A key part of macroeconomics is the use of models to analyze macro issues and problems. How is the rate of economic growth connected to changes in the unemployment rate? Is there a reason why unemployment and inflation seem to move in opposite directions: lower unemployment and higher inflation from 1997 to 2000, higher unemployment and lower inflation in the early 2000s, lower unemployment and higher inflation in the mid-2000s, and then higher unemployment and lower inflation in 2009? Why did the current account deficit rise so high, but then decline in 2009?
To analyze questions like these, we must move beyond discussing macroeconomic issues one at a time, and begin building economic models that will capture the relationships and interconnections between them. This module introduces the macroeconomic model of aggregate supply and aggregate demand, how the two interact to reach a macroeconomic equilibrium, and how shifts in aggregate demand or aggregate supply will affect that equilibrium. The purpose of the AD/AS model is to explain how the price level and real GDP are determined. Real GDP depends on labor, capital, technology, land, and entrepreneurial talent. In the short run, only the quantity of labor can vary, so fluctuations in employment lead to changes in real GDP. When the quantity of labor demanded equals the quantity of labor supplied, there is full employment in the labor market and real GDP equals potential GDP. (20)

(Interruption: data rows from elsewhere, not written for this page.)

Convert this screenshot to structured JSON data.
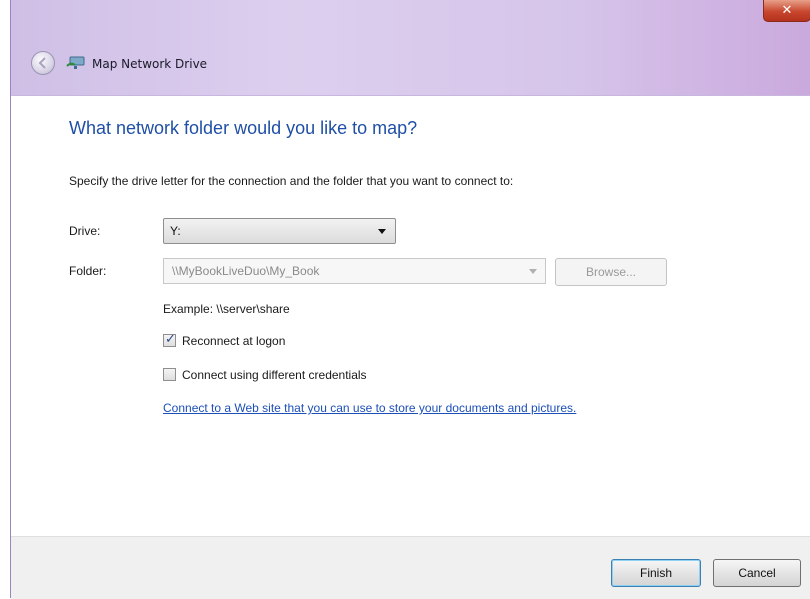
{
  "window": {
    "title": "Map Network Drive",
    "close_label": "✕"
  },
  "main": {
    "heading": "What network folder would you like to map?",
    "instruction": "Specify the drive letter for the connection and the folder that you want to connect to:",
    "drive_label": "Drive:",
    "drive_value": "Y:",
    "folder_label": "Folder:",
    "folder_value": "\\\\MyBookLiveDuo\\My_Book",
    "browse_label": "Browse...",
    "example_text": "Example: \\\\server\\share",
    "reconnect_label": "Reconnect at logon",
    "reconnect_checked": true,
    "credentials_label": "Connect using different credentials",
    "credentials_checked": false,
    "link_text": "Connect to a Web site that you can use to store your documents and pictures."
  },
  "footer": {
    "finish_label": "Finish",
    "cancel_label": "Cancel"
  },
  "icons": {
    "back": "back-arrow-icon",
    "title": "network-drive-icon",
    "close": "close-icon"
  },
  "colors": {
    "heading": "#1f4fa6",
    "link": "#1c4fb8",
    "titlebar": "#d6c5ea",
    "close": "#c8472e"
  }
}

This module also relates the model of aggregate supply and aggregate demand to the three goals of economic policy (growth, unemployment, and inflation), and provides a framework for thinking about many of the connections and tradeoffs between these goals. Next, this module briefly describes the federal budget process and the recent history of revenues, outlays, deficits and debts. Then, using the AD/AS model, this module explains the effects of fiscal policy on the price level, employment and real GDP. The limitations of fiscal policy are also discussed. (1)